8th February, 2011.
Social inequality, a condition in which people in the society lack same social rank, may be caused by factors like race, gender, education and employment which consequently determines other factors like crime, poverty and health levels in a society. Social stratification can be contended as the main cause of social inequalities in the society. Moreover, gender inequality is the most evident and common cause of social inequalities in the society (Fink, 2000, pp. 19-20)

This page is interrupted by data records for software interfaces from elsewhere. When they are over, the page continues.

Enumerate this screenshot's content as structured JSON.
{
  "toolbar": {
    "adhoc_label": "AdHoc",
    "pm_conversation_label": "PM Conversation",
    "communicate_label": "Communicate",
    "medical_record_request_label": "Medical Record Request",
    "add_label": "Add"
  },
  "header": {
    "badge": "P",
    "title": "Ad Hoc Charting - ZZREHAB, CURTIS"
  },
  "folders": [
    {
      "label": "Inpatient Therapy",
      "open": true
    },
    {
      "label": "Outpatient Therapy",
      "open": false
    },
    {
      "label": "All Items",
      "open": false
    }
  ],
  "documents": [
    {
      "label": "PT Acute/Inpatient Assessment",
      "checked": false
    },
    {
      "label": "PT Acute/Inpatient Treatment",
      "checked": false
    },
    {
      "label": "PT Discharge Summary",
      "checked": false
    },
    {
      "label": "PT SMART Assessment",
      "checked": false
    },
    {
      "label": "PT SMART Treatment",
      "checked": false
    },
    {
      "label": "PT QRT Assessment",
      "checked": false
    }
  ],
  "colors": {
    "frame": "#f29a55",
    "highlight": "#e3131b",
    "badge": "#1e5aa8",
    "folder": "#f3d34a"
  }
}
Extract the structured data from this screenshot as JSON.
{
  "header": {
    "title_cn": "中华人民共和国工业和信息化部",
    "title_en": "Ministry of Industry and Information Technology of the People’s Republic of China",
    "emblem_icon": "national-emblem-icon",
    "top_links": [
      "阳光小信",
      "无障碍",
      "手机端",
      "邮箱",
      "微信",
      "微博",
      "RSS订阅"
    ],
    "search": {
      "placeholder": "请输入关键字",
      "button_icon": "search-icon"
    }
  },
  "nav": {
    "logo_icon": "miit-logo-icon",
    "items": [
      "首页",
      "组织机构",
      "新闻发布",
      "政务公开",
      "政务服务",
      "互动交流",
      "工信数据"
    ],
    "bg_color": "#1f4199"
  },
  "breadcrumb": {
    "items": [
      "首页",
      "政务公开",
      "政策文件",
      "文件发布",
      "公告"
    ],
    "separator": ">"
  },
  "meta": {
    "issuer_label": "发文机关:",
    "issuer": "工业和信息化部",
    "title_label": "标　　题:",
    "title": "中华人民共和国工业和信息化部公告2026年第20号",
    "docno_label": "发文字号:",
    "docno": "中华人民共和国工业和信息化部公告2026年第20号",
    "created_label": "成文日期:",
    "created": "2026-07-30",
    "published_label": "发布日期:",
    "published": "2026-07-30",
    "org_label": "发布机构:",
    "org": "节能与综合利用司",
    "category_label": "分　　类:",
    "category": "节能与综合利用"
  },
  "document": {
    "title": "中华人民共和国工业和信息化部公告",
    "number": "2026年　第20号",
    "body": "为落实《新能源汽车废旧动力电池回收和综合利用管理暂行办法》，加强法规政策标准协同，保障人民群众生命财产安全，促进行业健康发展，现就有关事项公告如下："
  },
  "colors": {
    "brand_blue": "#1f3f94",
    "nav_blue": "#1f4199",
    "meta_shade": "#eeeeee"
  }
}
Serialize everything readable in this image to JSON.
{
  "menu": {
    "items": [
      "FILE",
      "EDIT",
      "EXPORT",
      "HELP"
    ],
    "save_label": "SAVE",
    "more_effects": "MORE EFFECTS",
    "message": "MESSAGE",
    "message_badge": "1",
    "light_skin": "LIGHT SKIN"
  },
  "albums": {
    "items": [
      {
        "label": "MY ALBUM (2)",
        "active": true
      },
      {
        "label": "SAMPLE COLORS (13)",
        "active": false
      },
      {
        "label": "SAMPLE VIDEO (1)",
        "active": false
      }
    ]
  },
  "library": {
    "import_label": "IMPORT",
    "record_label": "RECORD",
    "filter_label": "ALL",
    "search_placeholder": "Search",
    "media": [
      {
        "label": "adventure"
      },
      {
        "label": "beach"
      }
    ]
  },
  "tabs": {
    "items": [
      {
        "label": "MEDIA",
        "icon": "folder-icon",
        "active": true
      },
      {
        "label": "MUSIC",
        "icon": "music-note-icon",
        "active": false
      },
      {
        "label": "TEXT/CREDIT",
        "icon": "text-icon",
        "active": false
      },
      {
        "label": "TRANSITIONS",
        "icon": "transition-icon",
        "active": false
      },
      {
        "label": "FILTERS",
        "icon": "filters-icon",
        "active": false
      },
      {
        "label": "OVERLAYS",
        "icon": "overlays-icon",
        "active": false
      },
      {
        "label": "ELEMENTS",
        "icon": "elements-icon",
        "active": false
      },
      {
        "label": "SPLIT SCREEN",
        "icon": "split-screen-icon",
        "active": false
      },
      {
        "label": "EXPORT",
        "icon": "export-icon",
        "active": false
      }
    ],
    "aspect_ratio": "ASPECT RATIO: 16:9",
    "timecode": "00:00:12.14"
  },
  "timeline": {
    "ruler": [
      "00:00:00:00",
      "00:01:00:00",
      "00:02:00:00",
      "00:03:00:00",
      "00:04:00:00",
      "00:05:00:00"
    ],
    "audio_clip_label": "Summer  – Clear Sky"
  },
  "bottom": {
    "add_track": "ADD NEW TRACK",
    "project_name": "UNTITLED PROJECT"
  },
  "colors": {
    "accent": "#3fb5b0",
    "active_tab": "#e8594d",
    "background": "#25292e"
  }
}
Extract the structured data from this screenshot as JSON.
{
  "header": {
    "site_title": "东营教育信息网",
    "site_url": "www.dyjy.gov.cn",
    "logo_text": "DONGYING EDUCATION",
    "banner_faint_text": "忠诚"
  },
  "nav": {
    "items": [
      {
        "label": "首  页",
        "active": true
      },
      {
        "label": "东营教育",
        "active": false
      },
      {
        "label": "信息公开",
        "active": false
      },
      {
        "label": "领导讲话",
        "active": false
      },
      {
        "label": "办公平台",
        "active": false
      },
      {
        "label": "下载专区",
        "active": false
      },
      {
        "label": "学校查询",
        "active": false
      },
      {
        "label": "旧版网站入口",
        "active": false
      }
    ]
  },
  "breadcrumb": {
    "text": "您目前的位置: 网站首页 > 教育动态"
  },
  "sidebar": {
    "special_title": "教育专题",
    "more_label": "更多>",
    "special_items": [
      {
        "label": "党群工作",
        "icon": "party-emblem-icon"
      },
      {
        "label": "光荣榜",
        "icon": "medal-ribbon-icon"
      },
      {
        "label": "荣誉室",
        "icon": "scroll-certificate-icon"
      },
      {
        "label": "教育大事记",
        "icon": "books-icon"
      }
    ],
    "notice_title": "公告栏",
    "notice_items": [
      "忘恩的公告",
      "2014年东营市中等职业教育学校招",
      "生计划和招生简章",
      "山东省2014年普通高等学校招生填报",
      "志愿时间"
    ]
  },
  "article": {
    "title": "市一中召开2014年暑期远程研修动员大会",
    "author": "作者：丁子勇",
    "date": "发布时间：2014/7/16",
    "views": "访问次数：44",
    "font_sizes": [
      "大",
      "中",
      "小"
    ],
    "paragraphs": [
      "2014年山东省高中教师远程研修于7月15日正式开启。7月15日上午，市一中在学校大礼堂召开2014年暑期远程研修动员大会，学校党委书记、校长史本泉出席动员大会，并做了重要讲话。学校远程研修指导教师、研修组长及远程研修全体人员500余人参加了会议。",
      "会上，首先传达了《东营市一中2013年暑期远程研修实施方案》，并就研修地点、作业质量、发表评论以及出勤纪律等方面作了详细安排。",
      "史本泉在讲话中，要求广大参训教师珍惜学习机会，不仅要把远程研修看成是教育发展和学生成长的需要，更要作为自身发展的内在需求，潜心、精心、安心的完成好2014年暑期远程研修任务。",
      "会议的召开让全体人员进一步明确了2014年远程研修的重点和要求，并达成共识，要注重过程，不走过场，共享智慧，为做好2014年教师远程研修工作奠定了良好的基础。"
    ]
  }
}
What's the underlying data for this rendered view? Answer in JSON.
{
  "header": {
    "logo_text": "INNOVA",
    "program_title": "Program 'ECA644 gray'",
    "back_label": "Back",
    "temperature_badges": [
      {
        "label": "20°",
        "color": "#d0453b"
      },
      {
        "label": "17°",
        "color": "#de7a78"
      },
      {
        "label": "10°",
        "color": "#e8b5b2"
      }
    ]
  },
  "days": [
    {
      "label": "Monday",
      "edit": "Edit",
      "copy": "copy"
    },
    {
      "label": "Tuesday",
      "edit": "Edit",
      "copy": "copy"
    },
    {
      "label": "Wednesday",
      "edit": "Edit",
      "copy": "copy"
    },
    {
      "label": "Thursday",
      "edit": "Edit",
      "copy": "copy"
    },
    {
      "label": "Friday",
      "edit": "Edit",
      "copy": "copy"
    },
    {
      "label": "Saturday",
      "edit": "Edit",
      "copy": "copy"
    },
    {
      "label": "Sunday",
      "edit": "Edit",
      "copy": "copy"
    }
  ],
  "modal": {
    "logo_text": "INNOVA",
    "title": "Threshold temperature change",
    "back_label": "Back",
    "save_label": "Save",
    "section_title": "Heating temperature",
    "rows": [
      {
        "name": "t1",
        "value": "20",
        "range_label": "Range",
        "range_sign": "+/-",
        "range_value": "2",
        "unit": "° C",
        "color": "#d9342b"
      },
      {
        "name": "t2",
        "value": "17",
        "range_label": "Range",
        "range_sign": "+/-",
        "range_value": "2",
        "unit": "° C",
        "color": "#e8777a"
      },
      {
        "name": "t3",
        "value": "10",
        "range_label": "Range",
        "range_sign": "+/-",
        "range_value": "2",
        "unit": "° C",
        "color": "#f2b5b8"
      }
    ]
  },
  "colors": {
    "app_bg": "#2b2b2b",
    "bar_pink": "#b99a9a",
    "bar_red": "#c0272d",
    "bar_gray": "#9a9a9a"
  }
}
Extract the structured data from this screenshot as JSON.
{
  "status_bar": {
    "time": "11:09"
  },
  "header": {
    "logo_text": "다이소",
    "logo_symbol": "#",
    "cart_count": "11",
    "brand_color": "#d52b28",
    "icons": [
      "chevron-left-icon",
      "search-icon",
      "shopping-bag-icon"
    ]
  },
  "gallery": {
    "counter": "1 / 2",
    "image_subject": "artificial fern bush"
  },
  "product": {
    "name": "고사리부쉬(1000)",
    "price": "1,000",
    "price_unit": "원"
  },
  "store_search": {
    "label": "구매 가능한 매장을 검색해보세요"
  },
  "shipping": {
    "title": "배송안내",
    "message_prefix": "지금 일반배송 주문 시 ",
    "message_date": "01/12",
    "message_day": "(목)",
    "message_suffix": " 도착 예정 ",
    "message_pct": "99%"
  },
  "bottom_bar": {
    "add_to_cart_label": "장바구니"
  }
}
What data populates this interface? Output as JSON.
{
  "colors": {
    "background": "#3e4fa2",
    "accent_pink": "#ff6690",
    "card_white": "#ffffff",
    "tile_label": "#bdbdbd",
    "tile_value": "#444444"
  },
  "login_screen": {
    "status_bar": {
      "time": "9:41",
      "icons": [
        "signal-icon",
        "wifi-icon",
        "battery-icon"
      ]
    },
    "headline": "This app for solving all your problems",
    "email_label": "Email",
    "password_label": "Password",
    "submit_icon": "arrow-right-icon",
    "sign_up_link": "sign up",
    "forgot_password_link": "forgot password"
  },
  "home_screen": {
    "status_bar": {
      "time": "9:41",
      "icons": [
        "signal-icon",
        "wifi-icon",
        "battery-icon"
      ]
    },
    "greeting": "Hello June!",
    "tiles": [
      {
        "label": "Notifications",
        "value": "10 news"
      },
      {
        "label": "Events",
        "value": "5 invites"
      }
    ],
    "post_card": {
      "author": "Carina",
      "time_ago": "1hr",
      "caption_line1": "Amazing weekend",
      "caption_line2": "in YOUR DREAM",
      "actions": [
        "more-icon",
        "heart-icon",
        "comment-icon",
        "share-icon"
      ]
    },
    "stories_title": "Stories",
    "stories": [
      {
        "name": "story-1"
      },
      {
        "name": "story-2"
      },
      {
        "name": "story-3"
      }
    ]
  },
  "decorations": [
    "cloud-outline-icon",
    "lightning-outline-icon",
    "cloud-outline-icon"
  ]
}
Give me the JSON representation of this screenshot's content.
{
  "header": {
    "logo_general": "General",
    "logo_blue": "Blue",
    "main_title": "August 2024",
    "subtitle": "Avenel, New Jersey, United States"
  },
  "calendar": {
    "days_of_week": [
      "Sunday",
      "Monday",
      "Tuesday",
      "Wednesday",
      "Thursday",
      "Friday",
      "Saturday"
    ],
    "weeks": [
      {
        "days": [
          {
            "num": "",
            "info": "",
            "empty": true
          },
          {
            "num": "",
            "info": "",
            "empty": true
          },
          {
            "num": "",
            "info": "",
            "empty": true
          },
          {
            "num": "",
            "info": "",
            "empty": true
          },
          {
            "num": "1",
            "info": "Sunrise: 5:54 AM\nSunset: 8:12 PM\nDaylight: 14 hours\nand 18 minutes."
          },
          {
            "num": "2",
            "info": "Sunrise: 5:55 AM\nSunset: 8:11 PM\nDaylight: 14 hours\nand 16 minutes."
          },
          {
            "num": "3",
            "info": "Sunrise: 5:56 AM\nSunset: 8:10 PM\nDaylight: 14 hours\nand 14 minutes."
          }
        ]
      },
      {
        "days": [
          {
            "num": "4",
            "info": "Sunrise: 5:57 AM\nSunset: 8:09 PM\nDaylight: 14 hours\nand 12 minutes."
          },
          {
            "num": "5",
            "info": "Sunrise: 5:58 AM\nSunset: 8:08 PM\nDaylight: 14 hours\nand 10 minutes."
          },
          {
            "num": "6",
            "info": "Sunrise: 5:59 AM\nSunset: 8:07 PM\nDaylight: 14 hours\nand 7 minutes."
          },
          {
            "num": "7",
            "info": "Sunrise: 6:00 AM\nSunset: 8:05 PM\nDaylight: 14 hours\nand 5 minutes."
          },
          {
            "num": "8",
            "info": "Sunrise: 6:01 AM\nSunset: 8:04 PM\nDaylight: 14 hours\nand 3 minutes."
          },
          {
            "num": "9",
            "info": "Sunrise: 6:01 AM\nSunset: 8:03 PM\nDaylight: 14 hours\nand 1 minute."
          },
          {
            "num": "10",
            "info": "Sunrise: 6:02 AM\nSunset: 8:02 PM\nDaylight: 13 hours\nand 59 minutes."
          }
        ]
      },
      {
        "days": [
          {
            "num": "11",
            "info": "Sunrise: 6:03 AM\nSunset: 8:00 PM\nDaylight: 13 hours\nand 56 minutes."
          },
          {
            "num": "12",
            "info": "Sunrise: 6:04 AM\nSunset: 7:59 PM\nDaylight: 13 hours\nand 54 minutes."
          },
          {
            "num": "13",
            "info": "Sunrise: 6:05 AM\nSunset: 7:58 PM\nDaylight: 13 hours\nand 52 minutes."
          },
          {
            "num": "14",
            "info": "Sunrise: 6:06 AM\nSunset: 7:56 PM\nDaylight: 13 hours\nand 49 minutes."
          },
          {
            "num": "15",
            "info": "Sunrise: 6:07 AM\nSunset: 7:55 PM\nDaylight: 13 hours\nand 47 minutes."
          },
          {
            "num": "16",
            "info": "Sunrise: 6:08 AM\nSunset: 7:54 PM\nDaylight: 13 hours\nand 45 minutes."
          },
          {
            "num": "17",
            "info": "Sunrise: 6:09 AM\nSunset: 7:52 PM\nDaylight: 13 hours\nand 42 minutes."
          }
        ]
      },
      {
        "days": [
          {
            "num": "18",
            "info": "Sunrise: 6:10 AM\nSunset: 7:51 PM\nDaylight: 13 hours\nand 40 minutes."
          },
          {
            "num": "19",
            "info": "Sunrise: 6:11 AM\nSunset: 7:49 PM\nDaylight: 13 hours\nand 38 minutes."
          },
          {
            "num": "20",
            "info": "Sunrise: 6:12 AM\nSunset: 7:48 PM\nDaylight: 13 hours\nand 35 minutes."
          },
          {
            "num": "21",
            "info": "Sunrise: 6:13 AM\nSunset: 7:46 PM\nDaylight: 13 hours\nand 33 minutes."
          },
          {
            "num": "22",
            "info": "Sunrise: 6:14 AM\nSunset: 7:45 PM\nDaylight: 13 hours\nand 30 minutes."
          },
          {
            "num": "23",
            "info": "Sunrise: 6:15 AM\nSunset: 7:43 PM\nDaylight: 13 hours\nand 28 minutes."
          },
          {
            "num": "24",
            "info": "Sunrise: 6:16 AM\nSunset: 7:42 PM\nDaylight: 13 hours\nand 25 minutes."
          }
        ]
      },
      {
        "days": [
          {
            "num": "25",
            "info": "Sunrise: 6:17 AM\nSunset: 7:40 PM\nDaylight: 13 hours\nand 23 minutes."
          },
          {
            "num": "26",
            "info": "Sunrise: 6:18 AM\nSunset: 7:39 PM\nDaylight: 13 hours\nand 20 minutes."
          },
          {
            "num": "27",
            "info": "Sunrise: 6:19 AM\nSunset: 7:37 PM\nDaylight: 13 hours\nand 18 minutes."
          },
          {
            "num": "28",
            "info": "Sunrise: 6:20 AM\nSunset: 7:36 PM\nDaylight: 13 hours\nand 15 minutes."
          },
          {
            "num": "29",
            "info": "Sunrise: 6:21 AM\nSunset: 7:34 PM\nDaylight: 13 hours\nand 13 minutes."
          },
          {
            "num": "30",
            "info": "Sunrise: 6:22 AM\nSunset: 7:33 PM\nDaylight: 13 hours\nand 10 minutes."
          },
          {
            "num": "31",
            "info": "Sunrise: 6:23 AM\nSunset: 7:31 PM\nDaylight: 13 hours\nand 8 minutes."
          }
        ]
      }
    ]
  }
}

Gender, a property that distinguishes individuals based on their societal gender roles and biological roles actually cause inequality in the society to a greater extent. In the society women are perceived inferior as compared to men and most often are subjected to carry out and execute house hold chores. Moreover, women do not get better employments and jobs or even if so, they do not get better positions or pay and wages as compared to their male counterparts. Women in most communities are belittled and undermined to the extent that most of them do not get education since the society perceives it as a waste of time and resources. A part from gender race also may be another source of social inequalities. For example, In America blacks are subjected to prejudice especially in regard to education, employment and other social needs. They eventually engage in devious behavior like robbery and drug trafficking which increases the chances of incarceration.
New Right view point theory debates the factors leading to gender disparity and inequality based on the biological differences that exist between males and females from delivery or birth. The theory proposes that males are able to dominate women due to their masculine bodies, aggressiveness and are more physically strong as compared to females. The theory does not guarantee social inequalities or differences based on biological differences rooted to birth; it proposes for the review of gender disparities and inequalities between males and females in a positive way in terms roles in the society. For instance, males should always be the providers in the society while women should be undertaking daily chores (Jacobsen, 2007, pp. 8-10).
Marxist theory on gender and family propose for a new revolution in the society that would put into consideration fresh and novel gender relations between males and females in the society. The theory is based on the perspective view of capitalism which advocates for private ownership of things rather that communal. It criticizes patriarchy debating that it is a hindrance to economic development since human relation determines the extent to which development can take place. It dismisses the times when women were considered inferior in the society and encourages the development of a new system whereby women and men hold a good relationship free from oppression and prejudice. Moreover, he contends that human beings should consider themselves valuable and important as compared to personal interests and he specifically puts emphasis to women whom for a long time have been segregated (Lerro, 2005, pp. 84)
Social stratification can be described as the process by which the society groups and classifies individuals in regard to their supremacy, gender, race, education level, authority, assets, prosperity or other social status in the society. Studies on social stratification are very vital in defining and explaining some of the causes of crimes, poverty and poor health conditions in a society. In contemporary Britain, a modern capitalist society, the upper class can be debated as having too much wealth as compared to the lower class. The working class comprises mainly of the contract labourers which can be semiskilled or totally unskilled and work as service persons in industries. On the other hand, the middle class belong to the higher ranks of clerical workers, managers and businesspeople. In terms of labour, women do not get well paying jobs as compared to males which is evidenced in the political field (Jackson, 2010, pp.
Fink, G. (2000). Social Stratification and Health: Education’s Benefit beyond Economic Status and Social Origins. Encyclopaedia of Stress, Orlando, Florida: Academic Press, pp. 19-32.
Jackson, J. A. (2010). Some Measurement of Social Stratification in Britain. Social Studies, New York, NY: Cambridge University Press, pp. 133-138.
Jacobsen, J. P. (2007). The Economics of Gender. Oxford: Blackwell Publishing. Retrieved from
Lerro, B. (2005). Power in Eden: The Emergence of Gender Hierarchies in the Ancient World. Cheshire: Trafford Publishing (UK) Ltd. Retrieved from <